Wednesday, July 06, 2011

Could hacking be done in the 'public interest'?

With the horrid mess around the News of the World's 'hacking' of the voicemail of, inter alia, Milly Dowler I wondered aloud this morning (on Twitter) whether any hacking could be justified as being in the public interest.

IANAL, but I'd love to hear from a real one.

For example, suppose that a hacker broke into the network of News International (the parent company of News of the World), and downloaded the email boxes of senior executives and that those emails showed criminal behavior. Could the hacker's actions be considered to be in the public interest and he/she be provided with some protection from prosecution? It's not hard to imagine a situation in which the hacker does not delete information or disrupt business but simply copies emails.

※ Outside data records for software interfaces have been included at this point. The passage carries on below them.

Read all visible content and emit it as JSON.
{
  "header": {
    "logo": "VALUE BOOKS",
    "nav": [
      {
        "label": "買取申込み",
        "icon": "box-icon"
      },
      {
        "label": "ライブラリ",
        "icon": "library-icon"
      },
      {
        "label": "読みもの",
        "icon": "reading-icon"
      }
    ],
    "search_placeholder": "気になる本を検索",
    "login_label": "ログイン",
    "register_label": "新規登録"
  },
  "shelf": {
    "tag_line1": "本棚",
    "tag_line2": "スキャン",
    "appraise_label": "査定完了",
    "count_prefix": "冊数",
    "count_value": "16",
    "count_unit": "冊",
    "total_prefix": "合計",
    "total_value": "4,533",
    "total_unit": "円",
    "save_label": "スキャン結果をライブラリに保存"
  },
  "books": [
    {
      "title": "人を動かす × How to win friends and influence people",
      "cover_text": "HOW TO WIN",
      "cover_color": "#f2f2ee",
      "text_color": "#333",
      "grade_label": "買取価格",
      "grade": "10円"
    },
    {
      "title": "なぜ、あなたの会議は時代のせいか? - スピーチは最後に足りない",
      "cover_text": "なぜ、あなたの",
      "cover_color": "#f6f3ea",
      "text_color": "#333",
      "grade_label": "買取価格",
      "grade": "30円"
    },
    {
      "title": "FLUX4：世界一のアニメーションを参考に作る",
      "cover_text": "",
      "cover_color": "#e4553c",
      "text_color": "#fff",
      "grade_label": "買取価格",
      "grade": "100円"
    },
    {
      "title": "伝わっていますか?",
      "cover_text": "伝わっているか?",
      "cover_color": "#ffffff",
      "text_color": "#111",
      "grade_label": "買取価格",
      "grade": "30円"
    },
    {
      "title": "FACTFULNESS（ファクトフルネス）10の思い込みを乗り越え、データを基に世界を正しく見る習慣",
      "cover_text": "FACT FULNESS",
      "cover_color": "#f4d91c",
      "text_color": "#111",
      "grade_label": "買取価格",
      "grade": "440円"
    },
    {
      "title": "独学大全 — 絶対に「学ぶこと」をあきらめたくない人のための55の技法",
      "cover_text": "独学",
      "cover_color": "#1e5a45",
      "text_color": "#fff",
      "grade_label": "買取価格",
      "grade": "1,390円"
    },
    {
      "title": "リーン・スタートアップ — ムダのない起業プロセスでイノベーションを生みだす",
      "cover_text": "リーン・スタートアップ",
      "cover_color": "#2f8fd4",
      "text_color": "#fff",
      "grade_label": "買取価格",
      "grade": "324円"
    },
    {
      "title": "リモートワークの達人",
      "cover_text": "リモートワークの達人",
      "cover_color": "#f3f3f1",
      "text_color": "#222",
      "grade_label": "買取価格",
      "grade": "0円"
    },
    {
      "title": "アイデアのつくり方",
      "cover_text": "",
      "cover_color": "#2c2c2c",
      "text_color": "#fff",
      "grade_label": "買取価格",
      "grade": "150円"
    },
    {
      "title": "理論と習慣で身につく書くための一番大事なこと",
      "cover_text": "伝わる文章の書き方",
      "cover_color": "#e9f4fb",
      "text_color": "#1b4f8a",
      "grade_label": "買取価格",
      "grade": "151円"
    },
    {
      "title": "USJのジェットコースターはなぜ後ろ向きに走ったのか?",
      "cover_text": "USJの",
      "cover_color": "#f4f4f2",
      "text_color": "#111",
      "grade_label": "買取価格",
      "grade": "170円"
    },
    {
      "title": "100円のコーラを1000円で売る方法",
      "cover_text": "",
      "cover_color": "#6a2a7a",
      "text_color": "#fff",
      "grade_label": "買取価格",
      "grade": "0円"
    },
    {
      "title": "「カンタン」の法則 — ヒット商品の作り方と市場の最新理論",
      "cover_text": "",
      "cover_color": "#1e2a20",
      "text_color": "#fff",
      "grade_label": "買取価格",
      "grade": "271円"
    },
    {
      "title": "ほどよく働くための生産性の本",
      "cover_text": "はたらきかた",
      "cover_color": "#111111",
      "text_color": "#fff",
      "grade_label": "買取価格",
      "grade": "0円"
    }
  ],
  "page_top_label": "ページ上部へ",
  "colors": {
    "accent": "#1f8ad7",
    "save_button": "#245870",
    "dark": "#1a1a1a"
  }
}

It would seem to me that this would be a dangerous precedent because the hacker couldn't know a priori that what they were going to uncover criminal activity. But, as I say, IANAL.

Now what about a system administrator inside the company who quietly siphoned off the executives' email and made it available. This would seem to fall under whisteblower legislation.

Thoughts from lawyers?

1 comment:

David T. Macknet said...

If you're in the US and do this, the law will punish you as a hacker, not as someone blowing the whistle. See EFF's efforts to get this changed.